The World Health Organization (WHO) lamented that half a million COVID-19 deaths had been recorded since the Omicron variant was discovered, calling the count “beyond tragic”.
The WHO’s incident manager Abdi Mahamud said that 130 million cases and 500,000 deaths had been recorded globally since Omicron was declared a variant of concern in late November.
It has since rapidly overtaken Delta as the world’s dominant Covid variant because it is more transmissible, though it appears to cause less severe illness.
“In the age of effective vaccines, half a million people dying, it’s really something,” Mahamud told a live interaction on the WHO’s social media channels.
“While everyone was saying Omicron is milder, (they) missed the point that half a million people have died since this was detected.”
“It’s beyond tragic.”
Maria Van Kerkhove, the WHO’s technical lead on COVID-19, said the sheer number of Omicron cases was “astounding”, while the true number of cases and deaths would be much higher than just those known about.
“It makes the previous peaks look almost flat,” she said.
“We’re still in the middle of this pandemic. I hope we’re getting closer to the end of it,” she said. “Many countries have not passed their peak of Omicron yet.”
Van Kerkhove said she was extremely concerned that the numbers of deaths had increased for several weeks in a row.
“This virus continues to be dangerous,” she said.
The WHO is tracking four sub-lineages of Omicron.

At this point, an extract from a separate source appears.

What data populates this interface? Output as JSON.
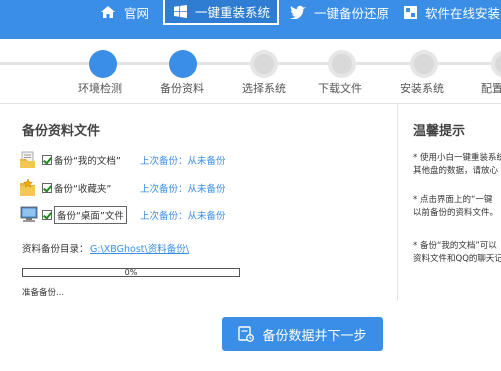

While the BA.1 sub-strain was dominant, BA.2 is more transmissible and is expected to account for an increasing share of Omicron cases.
Van Kerkhove said there was no indication thus far to suggest that BA.2 resulted in more severe Covid disease than BA.1, but stressed that it was still “very early days” in evidence-gathering.
Mahamud added that it was as yet unknown whether someone could be infected with both BA.1 and BA.2 at the same time.
COVID-19 has killed nearly 5.75 million people since it emerged in China in December 2019, according to an AFP tally compiled from official sources on Tuesday (08).
Nearly 10.25 billion COVID-19 vaccine doses have been administered globally.